Pravin Raj Aryal, Joint Secretary at the Ministry of Energy, Water Resources and Irrigation in Nepal, opened the two-day conference on February 20. “Energy access and infrastructure development are critical elements in South Asia’s regional development strategy. However, women’s opportunities to contribute to the energy sector are limited, with a visible lack of gender diversity in technical and senior management positions,” he said.
He added that initiatives such as WePOWER would help nurture partnerships among women professionals, leading to an increase in their engagement across the sector. The conference was organized by the World Bank, with support from the Energy Sector Management Assistance Program (ESMAP), Asian Development Bank (ADB), Australian AID and Australia Department of Foreign Affairs and Trade (DFAT).
It drew senior and junior professionals and engineering students from Afghanistan, Bangladesh, Bhutan, India, Maldives, Nepal, Pakistan, and Sri Lanka.
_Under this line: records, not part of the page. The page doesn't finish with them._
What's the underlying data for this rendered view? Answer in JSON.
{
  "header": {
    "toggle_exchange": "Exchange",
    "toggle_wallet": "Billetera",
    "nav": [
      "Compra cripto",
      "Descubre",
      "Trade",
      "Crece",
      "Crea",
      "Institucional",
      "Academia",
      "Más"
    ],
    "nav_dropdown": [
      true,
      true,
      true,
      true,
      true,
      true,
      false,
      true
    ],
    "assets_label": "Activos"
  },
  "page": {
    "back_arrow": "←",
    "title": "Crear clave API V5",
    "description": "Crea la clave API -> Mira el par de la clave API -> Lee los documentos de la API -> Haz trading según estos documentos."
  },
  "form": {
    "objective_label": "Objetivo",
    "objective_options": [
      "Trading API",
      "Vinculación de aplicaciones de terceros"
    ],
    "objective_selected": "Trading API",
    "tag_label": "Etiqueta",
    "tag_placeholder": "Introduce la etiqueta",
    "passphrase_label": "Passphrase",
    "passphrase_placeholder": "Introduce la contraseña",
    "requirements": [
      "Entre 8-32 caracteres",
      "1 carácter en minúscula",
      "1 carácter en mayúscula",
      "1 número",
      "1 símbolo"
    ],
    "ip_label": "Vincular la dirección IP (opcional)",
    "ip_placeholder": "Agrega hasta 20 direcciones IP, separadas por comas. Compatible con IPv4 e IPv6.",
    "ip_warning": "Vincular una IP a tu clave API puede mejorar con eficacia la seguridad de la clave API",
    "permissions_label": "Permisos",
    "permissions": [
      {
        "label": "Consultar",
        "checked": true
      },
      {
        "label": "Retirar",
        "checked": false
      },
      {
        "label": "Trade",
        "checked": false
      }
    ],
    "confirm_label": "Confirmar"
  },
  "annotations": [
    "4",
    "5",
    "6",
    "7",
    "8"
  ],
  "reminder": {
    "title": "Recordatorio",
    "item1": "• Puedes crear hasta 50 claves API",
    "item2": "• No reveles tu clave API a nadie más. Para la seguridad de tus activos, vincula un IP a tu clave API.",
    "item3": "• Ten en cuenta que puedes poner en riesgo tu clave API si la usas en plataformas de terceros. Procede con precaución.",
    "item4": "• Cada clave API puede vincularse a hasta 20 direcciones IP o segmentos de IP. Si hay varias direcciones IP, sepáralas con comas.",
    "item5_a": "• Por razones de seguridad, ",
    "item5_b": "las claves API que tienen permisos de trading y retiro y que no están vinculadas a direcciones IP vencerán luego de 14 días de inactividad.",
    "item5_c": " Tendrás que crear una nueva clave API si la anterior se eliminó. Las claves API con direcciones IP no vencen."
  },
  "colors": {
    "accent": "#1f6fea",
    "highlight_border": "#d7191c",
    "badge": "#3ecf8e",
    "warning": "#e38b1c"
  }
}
Besides panel discussions on the viability of jobs, skills, and opportunities in the sector, the conference also had a special interactive session for secondary school girl students to encourage them to find their footing in the fields of Science, Technology, Engineering and Mathematics (STEM) education.
“WePOWER aims to support greater participation of women in energy projects and utilities, and promote normative change regarding women in STEM education,” said Idah Z. Pswarayi-Riddihough, World Bank Country Director for Maldives, Nepal, and Sri Lanka. “This initiative also fits the broader work of the World Bank, aimed at removing constraints for more and better jobs as part of our Gender Strategy.”
Caren Grown, World Bank Senior Director of the Gender Group, added: “Women’s low participation in the sector is a constraint to gender equality and equality of opportunities. It is imperative for men and women to have access to good quality jobs, and events like WePOWER reinforce this need.”
Peter Budd, Australian Ambassador to Nepal, opened the second day of the WePOWER conference and said, “Forums such as WePOWER are and will continue to be an important mechanism for deliberation on low carbon gender integrated pathways that meet the growth needs of the countries in the region.”